Records drawn from a dataset:
-*-

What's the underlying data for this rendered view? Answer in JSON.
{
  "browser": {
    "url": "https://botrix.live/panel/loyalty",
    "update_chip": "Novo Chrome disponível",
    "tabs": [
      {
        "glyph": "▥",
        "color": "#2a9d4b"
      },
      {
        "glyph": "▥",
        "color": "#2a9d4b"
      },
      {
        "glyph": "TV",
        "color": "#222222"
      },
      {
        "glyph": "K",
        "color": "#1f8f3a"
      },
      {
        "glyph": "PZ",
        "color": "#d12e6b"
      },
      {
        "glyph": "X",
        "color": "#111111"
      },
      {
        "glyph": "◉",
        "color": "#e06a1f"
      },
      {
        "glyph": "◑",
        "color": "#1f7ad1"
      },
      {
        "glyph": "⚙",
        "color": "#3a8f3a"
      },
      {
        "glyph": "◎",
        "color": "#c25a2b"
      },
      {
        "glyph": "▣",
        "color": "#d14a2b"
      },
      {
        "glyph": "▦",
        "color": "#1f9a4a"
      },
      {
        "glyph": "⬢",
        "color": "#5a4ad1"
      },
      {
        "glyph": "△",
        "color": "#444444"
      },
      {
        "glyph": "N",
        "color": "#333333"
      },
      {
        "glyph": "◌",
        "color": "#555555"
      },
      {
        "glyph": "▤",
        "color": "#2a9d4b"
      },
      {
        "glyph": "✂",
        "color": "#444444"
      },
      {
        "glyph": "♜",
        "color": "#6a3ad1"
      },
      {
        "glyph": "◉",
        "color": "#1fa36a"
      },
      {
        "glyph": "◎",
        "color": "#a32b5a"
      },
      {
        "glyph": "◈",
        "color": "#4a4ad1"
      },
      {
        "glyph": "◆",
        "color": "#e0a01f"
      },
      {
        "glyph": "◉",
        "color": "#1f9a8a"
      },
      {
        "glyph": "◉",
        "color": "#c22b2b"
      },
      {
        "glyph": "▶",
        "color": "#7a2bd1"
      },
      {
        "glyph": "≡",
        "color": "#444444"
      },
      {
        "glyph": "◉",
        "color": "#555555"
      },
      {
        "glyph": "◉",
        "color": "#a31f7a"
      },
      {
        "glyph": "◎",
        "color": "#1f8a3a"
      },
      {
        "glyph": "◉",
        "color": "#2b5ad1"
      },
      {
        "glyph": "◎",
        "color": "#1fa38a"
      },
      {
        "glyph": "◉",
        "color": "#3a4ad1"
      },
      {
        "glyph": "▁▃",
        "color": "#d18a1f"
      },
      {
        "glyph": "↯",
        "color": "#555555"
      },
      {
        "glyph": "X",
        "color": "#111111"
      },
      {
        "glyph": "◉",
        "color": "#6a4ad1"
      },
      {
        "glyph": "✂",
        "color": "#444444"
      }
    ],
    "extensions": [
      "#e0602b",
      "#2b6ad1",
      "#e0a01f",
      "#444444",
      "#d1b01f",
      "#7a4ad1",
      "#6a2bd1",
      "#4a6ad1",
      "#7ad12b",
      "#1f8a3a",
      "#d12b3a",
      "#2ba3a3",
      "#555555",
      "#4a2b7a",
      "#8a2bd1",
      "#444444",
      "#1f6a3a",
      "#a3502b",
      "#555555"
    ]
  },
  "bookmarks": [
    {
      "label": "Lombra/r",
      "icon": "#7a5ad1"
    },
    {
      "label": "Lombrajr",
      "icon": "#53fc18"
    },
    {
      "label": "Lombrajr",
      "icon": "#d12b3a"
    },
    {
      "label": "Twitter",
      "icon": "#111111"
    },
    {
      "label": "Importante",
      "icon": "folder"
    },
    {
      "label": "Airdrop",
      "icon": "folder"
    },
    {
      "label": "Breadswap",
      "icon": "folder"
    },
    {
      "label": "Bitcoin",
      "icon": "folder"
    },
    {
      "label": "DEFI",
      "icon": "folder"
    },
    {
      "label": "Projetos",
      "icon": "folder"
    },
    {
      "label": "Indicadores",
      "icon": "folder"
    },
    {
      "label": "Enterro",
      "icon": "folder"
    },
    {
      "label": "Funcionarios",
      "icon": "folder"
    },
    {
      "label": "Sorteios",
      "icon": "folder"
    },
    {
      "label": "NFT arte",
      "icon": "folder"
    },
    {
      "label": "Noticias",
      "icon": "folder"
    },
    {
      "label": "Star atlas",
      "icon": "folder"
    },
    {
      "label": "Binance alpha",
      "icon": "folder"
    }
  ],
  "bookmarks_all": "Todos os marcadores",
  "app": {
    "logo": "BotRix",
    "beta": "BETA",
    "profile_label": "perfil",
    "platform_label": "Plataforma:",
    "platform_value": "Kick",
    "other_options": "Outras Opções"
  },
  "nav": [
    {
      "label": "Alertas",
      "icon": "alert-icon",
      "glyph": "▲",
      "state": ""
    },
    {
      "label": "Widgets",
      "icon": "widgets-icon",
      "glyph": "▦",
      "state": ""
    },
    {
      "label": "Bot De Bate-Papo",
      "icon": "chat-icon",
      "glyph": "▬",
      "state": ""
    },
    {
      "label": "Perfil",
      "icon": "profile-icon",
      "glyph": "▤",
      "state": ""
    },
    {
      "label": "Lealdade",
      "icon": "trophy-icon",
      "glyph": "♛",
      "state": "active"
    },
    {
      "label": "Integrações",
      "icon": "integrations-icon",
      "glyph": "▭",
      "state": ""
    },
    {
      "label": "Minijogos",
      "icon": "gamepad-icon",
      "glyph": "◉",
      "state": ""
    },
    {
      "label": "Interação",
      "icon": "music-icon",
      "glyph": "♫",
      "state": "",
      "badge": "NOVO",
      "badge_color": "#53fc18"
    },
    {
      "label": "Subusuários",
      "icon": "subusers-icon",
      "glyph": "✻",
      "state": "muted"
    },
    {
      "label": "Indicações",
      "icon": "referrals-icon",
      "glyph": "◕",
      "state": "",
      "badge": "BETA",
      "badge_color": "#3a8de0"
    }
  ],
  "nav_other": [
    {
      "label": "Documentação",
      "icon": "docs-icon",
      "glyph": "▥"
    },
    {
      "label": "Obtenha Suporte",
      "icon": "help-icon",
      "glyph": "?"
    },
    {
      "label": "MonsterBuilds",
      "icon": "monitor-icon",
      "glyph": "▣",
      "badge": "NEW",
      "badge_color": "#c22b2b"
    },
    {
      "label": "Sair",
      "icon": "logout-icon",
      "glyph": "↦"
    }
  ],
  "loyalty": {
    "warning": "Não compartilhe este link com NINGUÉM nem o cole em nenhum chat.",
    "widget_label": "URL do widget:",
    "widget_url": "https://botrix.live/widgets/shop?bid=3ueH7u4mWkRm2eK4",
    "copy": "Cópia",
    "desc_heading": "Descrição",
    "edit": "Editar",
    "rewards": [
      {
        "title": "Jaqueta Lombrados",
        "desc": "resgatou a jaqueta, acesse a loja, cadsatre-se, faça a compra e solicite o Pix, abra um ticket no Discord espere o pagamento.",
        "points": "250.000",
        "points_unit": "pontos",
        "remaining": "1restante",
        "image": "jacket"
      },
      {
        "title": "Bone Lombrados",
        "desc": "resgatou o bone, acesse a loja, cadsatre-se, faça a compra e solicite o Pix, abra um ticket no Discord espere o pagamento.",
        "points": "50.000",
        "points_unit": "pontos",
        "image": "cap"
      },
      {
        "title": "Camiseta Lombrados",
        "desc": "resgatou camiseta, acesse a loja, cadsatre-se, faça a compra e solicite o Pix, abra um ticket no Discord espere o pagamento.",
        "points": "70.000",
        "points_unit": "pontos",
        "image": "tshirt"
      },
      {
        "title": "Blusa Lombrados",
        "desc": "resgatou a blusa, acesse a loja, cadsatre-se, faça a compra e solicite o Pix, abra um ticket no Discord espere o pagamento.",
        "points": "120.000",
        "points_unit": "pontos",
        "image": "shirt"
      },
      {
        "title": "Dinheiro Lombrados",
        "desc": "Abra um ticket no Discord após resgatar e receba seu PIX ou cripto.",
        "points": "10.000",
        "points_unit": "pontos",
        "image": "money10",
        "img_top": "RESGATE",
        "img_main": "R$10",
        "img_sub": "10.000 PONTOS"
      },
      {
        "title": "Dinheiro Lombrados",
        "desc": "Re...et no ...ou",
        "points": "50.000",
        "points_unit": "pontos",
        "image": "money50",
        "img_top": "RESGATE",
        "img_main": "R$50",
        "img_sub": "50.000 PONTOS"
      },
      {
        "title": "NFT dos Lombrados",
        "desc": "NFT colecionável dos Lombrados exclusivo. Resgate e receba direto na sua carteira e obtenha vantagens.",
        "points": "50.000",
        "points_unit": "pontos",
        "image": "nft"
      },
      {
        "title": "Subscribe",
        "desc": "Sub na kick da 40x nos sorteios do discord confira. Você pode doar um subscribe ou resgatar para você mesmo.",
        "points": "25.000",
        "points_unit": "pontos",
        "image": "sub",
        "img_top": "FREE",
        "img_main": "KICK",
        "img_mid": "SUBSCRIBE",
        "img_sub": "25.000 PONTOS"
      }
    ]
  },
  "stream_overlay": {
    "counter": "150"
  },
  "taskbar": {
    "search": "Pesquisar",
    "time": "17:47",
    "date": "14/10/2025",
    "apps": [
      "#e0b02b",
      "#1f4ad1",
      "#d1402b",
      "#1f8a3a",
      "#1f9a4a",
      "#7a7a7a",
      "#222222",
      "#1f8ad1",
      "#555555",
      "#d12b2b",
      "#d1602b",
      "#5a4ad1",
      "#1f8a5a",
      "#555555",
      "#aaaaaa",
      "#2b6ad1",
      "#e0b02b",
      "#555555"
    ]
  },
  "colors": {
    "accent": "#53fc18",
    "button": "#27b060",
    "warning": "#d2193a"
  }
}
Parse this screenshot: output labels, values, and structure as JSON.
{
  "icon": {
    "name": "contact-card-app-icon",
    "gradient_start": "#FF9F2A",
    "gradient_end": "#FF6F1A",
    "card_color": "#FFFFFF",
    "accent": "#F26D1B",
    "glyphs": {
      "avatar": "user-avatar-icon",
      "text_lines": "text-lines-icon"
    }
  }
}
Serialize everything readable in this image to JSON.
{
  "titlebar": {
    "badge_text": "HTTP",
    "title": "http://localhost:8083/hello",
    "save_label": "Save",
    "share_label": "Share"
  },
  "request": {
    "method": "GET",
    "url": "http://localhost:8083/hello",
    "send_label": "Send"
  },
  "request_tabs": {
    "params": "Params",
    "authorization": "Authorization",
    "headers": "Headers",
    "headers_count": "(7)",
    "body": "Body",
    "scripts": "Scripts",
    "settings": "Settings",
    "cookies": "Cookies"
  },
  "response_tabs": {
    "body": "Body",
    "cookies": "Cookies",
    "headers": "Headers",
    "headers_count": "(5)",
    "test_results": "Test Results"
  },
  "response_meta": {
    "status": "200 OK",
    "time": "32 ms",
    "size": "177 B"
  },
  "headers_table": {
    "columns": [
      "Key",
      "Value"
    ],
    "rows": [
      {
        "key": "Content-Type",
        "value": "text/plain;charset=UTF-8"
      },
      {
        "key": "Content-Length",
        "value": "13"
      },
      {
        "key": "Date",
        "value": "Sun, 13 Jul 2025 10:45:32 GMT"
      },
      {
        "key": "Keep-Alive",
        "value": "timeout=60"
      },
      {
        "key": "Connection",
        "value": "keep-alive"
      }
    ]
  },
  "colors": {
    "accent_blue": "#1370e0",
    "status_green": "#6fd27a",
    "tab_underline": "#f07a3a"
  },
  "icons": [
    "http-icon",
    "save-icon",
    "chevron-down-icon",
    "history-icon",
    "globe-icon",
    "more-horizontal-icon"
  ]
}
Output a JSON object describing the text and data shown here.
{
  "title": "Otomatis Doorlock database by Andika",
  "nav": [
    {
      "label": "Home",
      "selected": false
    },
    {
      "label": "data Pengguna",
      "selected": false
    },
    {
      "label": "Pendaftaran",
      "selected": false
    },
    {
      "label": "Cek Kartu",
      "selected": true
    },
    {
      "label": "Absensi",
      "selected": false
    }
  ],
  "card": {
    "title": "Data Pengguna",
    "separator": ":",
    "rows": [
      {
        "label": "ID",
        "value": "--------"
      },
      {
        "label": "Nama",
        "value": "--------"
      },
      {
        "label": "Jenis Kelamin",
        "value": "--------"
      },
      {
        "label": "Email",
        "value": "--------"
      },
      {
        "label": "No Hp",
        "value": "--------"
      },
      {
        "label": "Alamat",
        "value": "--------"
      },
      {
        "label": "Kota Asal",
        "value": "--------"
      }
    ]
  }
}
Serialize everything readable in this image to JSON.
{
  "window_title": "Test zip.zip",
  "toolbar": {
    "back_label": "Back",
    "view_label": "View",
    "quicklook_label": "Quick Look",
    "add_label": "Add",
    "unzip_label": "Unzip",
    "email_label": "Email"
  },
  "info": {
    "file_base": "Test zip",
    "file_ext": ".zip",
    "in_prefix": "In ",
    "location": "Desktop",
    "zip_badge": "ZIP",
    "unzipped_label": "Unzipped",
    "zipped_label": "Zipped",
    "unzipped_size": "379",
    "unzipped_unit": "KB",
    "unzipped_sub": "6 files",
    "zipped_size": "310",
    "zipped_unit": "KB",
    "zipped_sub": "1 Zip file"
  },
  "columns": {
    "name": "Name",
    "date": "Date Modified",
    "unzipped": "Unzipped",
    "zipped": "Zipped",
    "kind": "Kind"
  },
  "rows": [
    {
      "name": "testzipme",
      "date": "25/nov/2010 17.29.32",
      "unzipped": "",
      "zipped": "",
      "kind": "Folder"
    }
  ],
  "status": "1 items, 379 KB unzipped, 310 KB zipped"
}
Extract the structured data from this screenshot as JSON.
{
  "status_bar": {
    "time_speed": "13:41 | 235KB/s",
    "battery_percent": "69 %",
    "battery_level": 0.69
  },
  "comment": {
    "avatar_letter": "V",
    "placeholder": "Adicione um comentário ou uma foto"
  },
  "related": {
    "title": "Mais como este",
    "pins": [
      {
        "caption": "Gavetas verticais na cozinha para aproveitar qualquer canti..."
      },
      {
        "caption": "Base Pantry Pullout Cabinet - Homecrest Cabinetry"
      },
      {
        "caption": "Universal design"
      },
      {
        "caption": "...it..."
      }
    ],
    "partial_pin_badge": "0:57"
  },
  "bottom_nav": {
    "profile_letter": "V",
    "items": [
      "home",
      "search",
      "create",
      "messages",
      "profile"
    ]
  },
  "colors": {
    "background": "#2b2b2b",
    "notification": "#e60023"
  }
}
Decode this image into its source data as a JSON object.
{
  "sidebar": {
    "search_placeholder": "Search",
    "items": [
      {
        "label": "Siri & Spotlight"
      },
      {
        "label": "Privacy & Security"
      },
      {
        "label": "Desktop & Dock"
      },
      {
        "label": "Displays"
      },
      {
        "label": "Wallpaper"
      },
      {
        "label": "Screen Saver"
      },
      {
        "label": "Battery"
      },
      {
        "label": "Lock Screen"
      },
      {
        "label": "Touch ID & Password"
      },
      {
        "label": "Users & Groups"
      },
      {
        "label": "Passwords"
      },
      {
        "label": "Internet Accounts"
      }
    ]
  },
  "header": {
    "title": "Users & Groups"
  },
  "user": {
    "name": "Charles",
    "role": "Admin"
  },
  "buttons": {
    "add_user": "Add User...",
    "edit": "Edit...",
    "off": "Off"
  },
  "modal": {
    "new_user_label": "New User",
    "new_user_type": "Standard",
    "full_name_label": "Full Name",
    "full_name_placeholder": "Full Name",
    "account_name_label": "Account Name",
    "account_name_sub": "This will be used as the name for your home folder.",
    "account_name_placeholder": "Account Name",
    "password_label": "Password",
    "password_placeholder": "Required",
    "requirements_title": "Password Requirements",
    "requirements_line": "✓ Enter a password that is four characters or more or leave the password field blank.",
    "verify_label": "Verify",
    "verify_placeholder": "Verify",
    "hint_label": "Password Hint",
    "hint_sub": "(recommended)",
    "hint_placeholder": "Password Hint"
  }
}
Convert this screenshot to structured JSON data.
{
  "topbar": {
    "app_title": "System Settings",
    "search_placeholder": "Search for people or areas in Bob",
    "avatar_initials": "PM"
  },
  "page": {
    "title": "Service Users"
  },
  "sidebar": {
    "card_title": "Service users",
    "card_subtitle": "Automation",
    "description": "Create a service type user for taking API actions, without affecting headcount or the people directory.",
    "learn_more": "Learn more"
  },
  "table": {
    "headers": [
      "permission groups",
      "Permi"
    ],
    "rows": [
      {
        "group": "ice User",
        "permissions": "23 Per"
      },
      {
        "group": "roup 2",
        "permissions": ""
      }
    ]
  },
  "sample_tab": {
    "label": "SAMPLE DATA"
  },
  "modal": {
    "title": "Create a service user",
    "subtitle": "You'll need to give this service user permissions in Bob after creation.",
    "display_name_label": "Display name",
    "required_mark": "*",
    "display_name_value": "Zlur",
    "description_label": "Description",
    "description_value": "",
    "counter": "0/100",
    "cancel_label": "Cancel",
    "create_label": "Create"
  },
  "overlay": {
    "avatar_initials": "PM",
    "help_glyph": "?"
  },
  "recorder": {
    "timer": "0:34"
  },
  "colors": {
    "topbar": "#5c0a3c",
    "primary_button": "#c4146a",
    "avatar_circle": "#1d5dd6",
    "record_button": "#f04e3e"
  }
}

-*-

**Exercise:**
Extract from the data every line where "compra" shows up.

**Output of the task:**
        "desc": "resgatou a jaqueta, acesse a loja, cadsatre-se, faça a compra e solicite o Pix, abra um ticket no Discord espere o pagamento.",
        "desc": "resgatou o bone, acesse a loja, cadsatre-se, faça a compra e solicite o Pix, abra um ticket no Discord espere o pagamento.",
        "desc": "resgatou camiseta, acesse a loja, cadsatre-se, faça a compra e solicite o Pix, abra um ticket no Discord espere o pagamento.",
        "desc": "resgatou a blusa, acesse a loja, cadsatre-se, faça a compra e solicite o Pix, abra um ticket no Discord espere o pagamento.",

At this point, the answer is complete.